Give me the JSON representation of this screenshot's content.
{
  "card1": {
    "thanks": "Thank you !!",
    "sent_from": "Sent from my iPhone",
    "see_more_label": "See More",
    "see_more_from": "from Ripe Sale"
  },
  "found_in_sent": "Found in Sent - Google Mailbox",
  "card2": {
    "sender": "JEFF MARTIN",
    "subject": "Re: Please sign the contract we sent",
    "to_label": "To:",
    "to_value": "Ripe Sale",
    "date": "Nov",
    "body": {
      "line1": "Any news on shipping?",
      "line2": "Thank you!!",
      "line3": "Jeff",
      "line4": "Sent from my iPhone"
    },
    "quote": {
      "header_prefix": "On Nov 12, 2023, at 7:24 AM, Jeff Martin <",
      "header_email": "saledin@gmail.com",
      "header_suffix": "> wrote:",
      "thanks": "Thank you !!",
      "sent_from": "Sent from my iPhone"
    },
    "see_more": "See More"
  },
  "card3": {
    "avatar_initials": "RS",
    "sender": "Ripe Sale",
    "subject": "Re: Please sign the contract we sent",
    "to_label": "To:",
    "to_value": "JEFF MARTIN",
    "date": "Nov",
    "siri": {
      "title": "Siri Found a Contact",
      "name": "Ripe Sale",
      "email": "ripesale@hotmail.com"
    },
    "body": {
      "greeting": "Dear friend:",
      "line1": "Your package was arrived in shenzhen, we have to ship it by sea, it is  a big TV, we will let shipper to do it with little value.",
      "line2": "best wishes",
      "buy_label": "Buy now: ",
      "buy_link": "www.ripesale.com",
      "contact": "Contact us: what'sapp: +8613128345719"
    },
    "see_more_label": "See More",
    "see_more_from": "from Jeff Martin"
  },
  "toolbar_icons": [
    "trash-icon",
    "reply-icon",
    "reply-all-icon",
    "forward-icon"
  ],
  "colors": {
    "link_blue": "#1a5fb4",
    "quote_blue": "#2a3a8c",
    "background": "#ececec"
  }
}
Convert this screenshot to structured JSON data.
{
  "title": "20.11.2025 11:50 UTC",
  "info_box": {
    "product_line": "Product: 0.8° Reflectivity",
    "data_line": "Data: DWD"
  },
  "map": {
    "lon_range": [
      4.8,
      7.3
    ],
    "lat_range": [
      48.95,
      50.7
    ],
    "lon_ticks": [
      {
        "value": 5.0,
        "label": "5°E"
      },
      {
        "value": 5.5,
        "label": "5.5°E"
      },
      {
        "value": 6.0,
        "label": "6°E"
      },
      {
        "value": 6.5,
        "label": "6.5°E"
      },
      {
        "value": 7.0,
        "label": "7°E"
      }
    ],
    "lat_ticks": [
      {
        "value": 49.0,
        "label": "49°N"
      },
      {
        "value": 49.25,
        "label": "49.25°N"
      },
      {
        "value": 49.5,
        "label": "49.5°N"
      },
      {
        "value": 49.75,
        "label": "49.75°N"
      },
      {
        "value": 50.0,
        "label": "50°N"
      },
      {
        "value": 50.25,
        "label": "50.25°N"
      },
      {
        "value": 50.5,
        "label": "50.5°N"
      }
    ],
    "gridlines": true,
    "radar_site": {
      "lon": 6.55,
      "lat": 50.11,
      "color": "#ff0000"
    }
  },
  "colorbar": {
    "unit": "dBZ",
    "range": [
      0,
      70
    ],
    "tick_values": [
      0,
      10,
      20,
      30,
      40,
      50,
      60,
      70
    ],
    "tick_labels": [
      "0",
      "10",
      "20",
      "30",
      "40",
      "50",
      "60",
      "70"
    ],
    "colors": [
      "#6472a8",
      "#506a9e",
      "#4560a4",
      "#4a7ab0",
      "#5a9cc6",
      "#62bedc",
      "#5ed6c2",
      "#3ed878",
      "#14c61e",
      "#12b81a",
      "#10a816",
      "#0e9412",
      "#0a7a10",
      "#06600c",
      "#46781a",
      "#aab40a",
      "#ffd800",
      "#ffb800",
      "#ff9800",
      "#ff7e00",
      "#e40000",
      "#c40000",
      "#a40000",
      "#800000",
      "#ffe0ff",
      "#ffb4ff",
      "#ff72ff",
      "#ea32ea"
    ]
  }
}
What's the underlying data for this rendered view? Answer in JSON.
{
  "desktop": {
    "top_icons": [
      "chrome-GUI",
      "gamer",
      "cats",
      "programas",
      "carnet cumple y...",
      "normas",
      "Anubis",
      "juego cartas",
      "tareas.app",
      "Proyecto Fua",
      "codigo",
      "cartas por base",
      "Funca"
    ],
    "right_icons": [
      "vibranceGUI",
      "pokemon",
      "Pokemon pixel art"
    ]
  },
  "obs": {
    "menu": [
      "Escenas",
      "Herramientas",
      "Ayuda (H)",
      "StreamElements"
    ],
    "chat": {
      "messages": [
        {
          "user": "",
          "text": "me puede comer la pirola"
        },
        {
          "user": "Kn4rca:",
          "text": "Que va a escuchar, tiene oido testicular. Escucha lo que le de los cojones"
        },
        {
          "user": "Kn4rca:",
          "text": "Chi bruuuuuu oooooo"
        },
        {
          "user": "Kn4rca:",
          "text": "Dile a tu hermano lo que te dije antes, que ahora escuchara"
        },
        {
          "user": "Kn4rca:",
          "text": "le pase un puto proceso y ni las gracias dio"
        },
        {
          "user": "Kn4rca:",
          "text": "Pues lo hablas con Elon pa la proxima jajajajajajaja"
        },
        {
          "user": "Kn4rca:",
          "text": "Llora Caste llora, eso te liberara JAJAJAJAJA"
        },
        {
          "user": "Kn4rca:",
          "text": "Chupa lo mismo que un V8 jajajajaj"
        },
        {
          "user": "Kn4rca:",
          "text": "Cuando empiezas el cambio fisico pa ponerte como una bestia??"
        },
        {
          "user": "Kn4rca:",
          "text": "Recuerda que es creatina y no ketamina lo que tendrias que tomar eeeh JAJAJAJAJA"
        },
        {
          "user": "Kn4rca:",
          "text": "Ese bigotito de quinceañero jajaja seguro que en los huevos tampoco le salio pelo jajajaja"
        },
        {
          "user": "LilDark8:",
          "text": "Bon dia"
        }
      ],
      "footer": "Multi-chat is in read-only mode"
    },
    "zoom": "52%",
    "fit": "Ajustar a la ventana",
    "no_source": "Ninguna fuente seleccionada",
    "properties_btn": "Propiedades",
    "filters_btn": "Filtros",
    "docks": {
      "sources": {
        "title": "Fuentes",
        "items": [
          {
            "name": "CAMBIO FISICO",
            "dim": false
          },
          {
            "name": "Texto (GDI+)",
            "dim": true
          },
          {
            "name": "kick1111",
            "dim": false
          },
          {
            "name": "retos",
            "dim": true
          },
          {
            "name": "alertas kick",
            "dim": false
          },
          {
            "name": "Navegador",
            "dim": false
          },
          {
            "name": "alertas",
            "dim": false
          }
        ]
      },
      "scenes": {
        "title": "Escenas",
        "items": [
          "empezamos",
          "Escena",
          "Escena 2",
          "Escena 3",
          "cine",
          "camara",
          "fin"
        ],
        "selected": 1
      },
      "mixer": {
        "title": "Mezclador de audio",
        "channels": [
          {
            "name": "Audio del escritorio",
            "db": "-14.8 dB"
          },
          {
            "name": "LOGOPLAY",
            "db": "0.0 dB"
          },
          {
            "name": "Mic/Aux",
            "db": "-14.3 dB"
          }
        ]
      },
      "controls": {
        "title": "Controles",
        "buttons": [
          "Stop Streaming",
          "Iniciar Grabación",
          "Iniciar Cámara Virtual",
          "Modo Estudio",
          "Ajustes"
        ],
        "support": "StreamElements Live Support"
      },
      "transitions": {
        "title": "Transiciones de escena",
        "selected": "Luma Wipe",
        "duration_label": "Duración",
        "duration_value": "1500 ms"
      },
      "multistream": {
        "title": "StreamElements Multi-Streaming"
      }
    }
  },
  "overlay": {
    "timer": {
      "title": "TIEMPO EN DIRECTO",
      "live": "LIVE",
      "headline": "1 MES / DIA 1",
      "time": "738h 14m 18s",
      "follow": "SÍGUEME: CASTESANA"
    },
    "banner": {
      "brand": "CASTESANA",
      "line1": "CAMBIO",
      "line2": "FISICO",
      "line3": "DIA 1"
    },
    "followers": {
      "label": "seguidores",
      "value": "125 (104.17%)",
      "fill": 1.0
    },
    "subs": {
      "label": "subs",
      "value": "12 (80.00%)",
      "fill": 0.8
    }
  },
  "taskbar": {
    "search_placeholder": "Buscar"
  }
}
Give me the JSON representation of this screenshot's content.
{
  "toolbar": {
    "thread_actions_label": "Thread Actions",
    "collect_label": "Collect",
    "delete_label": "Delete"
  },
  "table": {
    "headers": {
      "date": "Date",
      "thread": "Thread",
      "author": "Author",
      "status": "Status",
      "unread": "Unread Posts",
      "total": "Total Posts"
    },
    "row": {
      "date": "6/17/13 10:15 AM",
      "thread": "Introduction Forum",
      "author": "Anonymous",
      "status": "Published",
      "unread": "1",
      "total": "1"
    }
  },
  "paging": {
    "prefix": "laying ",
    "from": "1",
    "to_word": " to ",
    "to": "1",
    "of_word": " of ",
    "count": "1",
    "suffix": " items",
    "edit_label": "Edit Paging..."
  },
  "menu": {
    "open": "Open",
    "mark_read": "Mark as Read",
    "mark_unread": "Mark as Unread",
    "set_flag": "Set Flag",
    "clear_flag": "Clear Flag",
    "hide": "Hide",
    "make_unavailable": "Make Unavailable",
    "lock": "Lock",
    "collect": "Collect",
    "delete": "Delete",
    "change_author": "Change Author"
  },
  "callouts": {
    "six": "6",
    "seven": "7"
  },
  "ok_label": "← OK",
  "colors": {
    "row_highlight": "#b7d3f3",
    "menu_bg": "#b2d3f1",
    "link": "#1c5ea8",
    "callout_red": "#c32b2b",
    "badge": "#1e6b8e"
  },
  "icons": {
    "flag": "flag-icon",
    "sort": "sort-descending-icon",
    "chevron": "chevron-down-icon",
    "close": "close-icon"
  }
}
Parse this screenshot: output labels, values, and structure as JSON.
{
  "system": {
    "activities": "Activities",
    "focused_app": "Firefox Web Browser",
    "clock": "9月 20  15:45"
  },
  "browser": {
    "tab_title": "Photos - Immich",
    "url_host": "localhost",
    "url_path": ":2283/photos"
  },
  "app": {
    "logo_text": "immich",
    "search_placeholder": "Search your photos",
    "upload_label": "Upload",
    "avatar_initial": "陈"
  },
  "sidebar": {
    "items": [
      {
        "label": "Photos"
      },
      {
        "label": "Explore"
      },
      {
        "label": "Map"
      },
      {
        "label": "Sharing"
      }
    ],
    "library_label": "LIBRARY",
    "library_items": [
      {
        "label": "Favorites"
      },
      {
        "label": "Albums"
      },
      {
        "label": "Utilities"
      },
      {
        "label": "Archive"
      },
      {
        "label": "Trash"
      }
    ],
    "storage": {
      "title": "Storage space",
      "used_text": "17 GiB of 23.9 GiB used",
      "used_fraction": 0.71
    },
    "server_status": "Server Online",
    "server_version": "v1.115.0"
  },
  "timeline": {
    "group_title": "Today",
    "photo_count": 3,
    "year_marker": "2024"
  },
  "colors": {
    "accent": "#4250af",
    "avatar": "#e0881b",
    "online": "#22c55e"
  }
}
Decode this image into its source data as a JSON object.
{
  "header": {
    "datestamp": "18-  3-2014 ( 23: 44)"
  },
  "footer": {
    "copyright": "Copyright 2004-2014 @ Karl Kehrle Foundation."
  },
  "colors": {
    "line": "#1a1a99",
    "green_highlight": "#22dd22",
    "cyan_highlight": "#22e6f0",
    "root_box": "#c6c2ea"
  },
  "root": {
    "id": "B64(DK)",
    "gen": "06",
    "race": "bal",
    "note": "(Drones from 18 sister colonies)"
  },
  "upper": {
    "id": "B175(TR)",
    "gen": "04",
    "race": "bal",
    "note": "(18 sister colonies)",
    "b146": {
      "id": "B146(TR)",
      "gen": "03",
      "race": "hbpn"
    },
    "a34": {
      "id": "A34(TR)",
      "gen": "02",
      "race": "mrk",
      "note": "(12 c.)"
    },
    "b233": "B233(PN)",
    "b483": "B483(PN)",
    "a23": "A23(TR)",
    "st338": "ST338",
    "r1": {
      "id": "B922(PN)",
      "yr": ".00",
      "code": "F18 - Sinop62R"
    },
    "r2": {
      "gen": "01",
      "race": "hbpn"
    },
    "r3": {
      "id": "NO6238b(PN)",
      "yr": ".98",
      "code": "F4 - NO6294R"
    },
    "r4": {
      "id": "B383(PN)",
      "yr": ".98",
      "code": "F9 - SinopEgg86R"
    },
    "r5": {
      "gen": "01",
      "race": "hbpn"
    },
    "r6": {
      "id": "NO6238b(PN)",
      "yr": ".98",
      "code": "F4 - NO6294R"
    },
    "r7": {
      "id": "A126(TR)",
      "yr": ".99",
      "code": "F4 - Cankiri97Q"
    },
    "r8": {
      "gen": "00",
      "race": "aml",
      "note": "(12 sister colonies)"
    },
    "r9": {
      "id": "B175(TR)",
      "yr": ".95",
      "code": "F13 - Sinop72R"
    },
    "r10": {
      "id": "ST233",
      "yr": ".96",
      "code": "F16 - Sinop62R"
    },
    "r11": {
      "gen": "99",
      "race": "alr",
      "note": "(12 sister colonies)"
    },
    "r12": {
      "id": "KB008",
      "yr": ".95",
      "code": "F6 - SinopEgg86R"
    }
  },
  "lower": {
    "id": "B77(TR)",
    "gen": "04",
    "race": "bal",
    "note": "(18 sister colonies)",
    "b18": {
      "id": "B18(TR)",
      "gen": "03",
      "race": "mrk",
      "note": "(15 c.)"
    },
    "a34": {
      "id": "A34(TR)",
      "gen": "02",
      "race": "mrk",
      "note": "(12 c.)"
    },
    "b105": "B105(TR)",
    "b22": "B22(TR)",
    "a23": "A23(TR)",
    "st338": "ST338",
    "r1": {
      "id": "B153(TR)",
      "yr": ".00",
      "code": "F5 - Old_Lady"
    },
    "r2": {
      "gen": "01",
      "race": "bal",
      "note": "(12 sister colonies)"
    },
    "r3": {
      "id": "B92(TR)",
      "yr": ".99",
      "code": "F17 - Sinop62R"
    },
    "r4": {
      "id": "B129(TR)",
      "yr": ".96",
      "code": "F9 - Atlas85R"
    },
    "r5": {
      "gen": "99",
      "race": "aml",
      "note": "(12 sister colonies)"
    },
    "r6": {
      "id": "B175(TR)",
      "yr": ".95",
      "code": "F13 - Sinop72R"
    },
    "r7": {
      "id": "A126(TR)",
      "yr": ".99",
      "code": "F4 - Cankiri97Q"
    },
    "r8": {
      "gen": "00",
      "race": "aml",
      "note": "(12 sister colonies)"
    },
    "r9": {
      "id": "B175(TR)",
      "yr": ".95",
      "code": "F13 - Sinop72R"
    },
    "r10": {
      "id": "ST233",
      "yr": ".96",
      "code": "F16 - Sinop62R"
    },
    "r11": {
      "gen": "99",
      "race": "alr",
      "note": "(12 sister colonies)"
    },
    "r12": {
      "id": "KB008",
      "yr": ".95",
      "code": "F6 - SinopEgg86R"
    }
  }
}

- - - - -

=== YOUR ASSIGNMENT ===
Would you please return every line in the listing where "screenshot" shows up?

=== EXERCISE OUTPUT ===
Give me the JSON representation of this screenshot's content.
Convert this screenshot to structured JSON data.
Give me the JSON representation of this screenshot's content.
Parse this screenshot: output labels, values, and structure as JSON.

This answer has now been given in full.